Weren’t accepted to the college of your choice, well read this and be proud of all your efforts.
As counselors across the nation are fielding calls and handing out tissues, I've been left to ask, “What on earth have we done as a society that we can, with one decision, so demoralize and "destroy" thousands of kids across the nation.” Of course, they are not "destroyed"––we know that––but that's not the message they receive from parents and friends. "It's not fair"––oh, how many times have we heard that––which from early childhood has been the battle call? What ever happened with how to deal with disappointment? And, when will we put an end to one of the root causes of this situation––college rankings by US News and World Report and Forbes, as well as a whole host of lists given out by test prep companies and people who write the "How To Get In" books)?
So, it's time for a little explanation to our students. They need to understand the hard facts and numbers, because that is what it is all about. Here is an example from posted data:
UPENN–– 44,960 applicants; 3,345 admits.
Of those admits, how much of a chance did you actually have?
468 international students; 501 first generation students. The pool is now down to 2,376. Now, consider the roughly 50/50 male/female ratio. The pool is now cut to 1,188. That number needs to be spread among 50 states, public and private schools, tuba players, athletes, humanities majors, engineering students, etc. (statistics for legacy admits were not posted)
So really, what were your chances? That doesn't mean you didn't work hard. That doesn't mean you are not brilliant. That certainly doesn't mean that you won’t be successful. It only means that it's a numbers game and for the remaining spots it's simply a lottery. You have done everything right. And you will continue to do everything right. You will be fine! You may not have the sticker on the back of your car that you thought you "deserved" but look at the numbers again. You are not alone.

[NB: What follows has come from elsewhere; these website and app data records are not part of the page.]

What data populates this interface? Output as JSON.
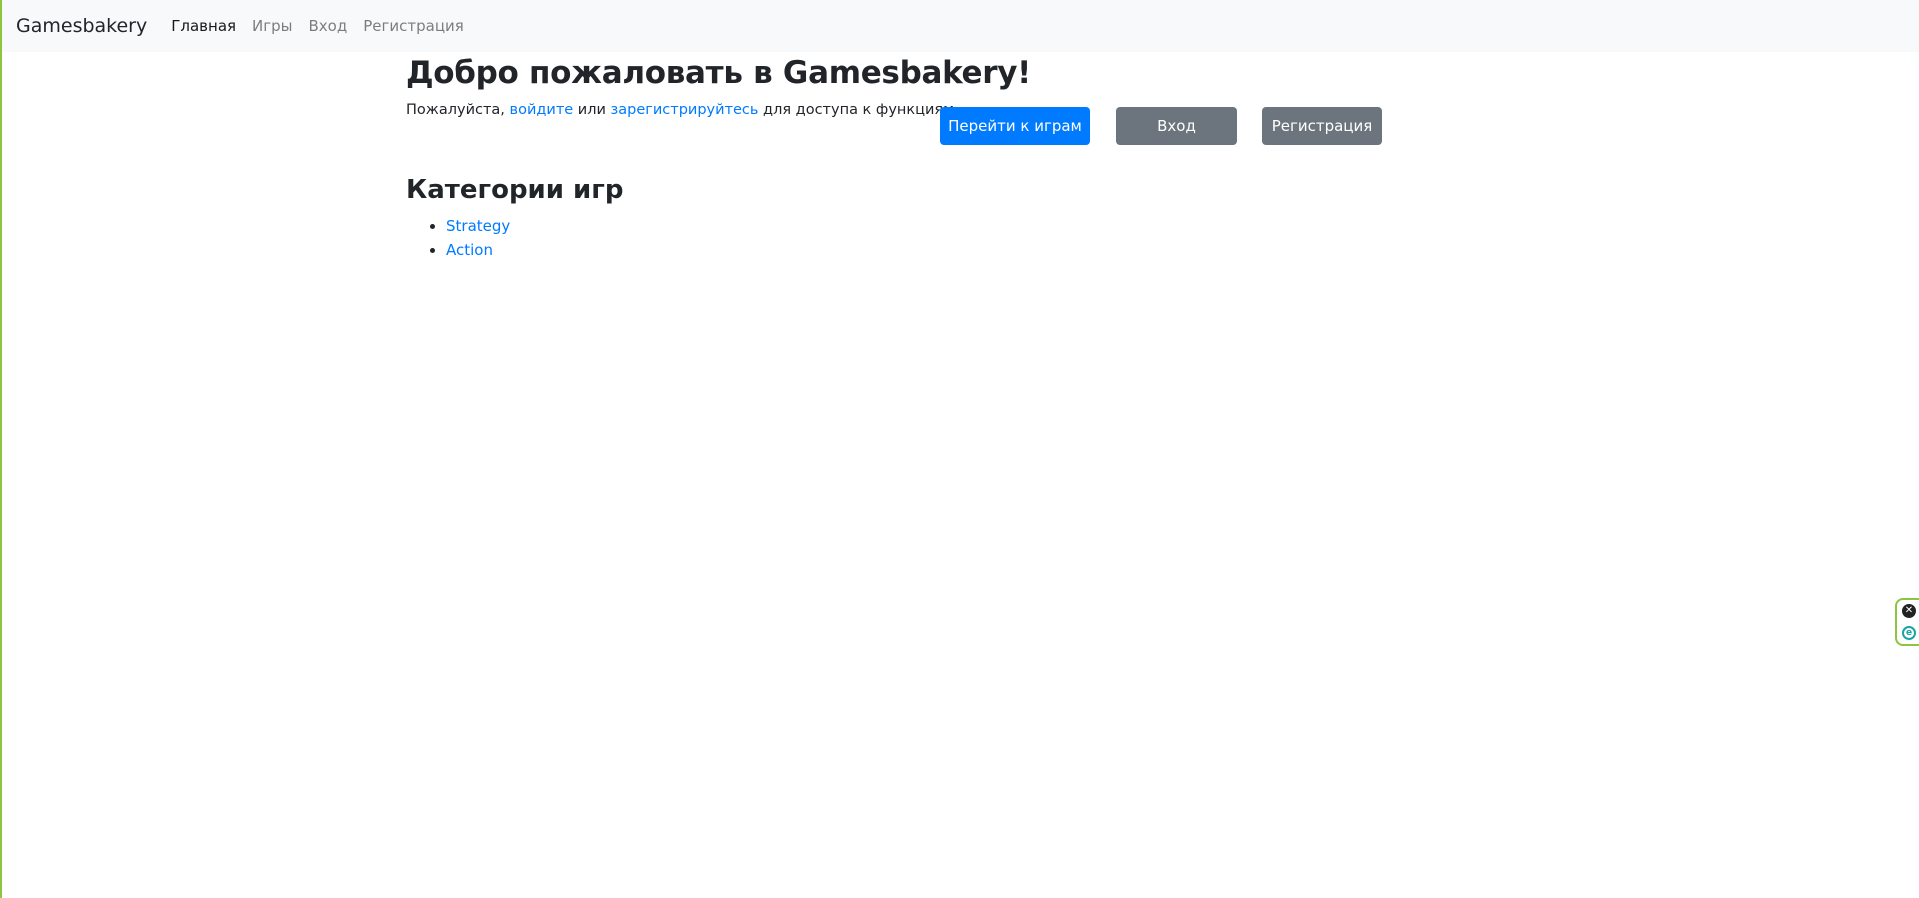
{
  "navbar": {
    "brand": "Gamesbakery",
    "links": [
      {
        "label": "Главная",
        "active": true
      },
      {
        "label": "Игры",
        "active": false
      },
      {
        "label": "Вход",
        "active": false
      },
      {
        "label": "Регистрация",
        "active": false
      }
    ]
  },
  "main": {
    "title": "Добро пожаловать в Gamesbakery!",
    "intro": {
      "prefix": "Пожалуйста, ",
      "login_link": "войдите",
      "middle": " или ",
      "register_link": "зарегистрируйтесь",
      "suffix": " для доступа к функциям."
    },
    "buttons": {
      "games": "Перейти к играм",
      "login": "Вход",
      "register": "Регистрация"
    },
    "categories_title": "Категории игр",
    "categories": [
      "Strategy",
      "Action"
    ]
  },
  "widget": {
    "close_glyph": "✕",
    "ext_glyph": "e"
  },
  "colors": {
    "primary": "#007bff",
    "secondary": "#6c757d",
    "navbar_bg": "#f8f9fa",
    "frame_border": "#8cc63f"
  }
}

You get another cry day and that's it. Start to be thankful that you have the opportunity to get a college education, then go out and do something to change the world. Doing so will take you a lot further than a name on a piece of paper or bumper sticker.

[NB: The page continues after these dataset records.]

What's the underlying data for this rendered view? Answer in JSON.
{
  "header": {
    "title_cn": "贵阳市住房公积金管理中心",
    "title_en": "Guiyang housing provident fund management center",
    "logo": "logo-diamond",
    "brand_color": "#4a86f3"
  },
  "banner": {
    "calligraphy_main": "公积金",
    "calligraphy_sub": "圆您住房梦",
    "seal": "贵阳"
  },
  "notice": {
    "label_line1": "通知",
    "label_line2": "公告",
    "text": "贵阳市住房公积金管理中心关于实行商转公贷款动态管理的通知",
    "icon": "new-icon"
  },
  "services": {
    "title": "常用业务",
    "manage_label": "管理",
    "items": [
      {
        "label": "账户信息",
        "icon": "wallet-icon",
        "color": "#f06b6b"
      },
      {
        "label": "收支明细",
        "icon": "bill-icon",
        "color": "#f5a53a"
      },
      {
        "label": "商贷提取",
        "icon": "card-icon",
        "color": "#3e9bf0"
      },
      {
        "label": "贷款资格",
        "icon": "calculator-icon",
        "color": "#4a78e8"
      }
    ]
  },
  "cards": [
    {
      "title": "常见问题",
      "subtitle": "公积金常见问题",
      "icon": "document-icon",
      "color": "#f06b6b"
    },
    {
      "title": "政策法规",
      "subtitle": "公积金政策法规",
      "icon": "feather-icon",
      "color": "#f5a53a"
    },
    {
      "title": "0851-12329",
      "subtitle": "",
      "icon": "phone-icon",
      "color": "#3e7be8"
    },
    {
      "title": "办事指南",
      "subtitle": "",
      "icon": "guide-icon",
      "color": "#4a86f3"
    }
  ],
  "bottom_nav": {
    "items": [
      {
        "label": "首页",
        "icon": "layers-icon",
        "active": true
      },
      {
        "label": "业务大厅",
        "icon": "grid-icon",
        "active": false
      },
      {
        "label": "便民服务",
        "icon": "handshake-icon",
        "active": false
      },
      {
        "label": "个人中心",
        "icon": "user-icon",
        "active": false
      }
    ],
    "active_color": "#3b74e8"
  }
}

By Barbara Kalmus, a dear friend of mine and IEC from California, who wrote this in response to the year’s tough admissions statistics.